## Data for the task
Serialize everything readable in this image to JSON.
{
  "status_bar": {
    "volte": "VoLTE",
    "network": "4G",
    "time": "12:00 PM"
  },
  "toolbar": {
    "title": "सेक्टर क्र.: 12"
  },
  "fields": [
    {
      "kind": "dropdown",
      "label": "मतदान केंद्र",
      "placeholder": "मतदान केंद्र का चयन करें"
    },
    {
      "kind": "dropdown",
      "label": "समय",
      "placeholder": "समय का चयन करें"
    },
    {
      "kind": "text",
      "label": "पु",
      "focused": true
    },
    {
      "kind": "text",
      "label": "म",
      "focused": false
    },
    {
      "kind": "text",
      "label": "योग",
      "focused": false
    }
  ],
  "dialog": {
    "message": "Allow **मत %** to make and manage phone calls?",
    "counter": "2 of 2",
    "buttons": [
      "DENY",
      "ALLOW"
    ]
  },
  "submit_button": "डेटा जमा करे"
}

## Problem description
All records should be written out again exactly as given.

## Response area
Serialize everything readable in this image to JSON.
{
  "status_bar": {
    "volte": "VoLTE",
    "network": "4G",
    "time": "12:00 PM"
  },
  "toolbar": {
    "title": "सेक्टर क्र.: 12"
  },
  "fields": [
    {
      "kind": "dropdown",
      "label": "मतदान केंद्र",
      "placeholder": "मतदान केंद्र का चयन करें"
    },
    {
      "kind": "dropdown",
      "label": "समय",
      "placeholder": "समय का चयन करें"
    },
    {
      "kind": "text",
      "label": "पु",
      "focused": true
    },
    {
      "kind": "text",
      "label": "म",
      "focused": false
    },
    {
      "kind": "text",
      "label": "योग",
      "focused": false
    }
  ],
  "dialog": {
    "message": "Allow **मत %** to make and manage phone calls?",
    "counter": "2 of 2",
    "buttons": [
      "DENY",
      "ALLOW"
    ]
  },
  "submit_button": "डेटा जमा करे"
}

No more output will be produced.